Dataset rows describing interfaces:
┄┄┄┄┄┄┄┄┄┄
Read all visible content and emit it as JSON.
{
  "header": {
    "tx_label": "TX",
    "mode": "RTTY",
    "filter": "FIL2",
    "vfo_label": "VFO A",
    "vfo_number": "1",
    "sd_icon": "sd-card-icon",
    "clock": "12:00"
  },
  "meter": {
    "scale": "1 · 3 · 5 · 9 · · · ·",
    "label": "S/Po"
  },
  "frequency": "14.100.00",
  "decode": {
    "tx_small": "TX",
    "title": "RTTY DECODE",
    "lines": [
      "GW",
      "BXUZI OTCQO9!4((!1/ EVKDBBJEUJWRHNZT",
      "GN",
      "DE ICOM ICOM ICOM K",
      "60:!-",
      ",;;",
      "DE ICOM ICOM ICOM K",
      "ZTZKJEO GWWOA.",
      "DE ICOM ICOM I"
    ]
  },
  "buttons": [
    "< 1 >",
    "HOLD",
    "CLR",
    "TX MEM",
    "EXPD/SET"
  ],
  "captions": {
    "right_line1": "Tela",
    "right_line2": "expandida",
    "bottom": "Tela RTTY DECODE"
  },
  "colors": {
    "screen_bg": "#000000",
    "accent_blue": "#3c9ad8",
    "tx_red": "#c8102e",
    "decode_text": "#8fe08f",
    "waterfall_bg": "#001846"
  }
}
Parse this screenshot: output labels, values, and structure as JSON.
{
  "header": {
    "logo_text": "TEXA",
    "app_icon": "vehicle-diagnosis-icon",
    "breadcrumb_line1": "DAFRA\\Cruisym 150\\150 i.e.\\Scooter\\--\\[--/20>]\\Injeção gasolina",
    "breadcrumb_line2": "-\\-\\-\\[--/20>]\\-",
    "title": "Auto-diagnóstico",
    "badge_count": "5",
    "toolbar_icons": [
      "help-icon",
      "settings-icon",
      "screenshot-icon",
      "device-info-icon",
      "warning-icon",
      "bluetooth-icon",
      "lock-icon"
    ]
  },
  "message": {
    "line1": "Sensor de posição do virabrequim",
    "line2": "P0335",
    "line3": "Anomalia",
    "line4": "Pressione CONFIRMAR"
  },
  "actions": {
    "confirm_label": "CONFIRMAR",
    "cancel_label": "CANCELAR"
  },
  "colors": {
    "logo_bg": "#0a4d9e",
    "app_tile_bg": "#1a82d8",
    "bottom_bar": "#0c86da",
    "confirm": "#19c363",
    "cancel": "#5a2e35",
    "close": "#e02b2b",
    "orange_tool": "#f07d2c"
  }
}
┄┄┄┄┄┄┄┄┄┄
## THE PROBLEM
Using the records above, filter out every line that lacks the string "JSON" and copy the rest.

## ANSWER SPACE
Read all visible content and emit it as JSON.
Parse this screenshot: output labels, values, and structure as JSON.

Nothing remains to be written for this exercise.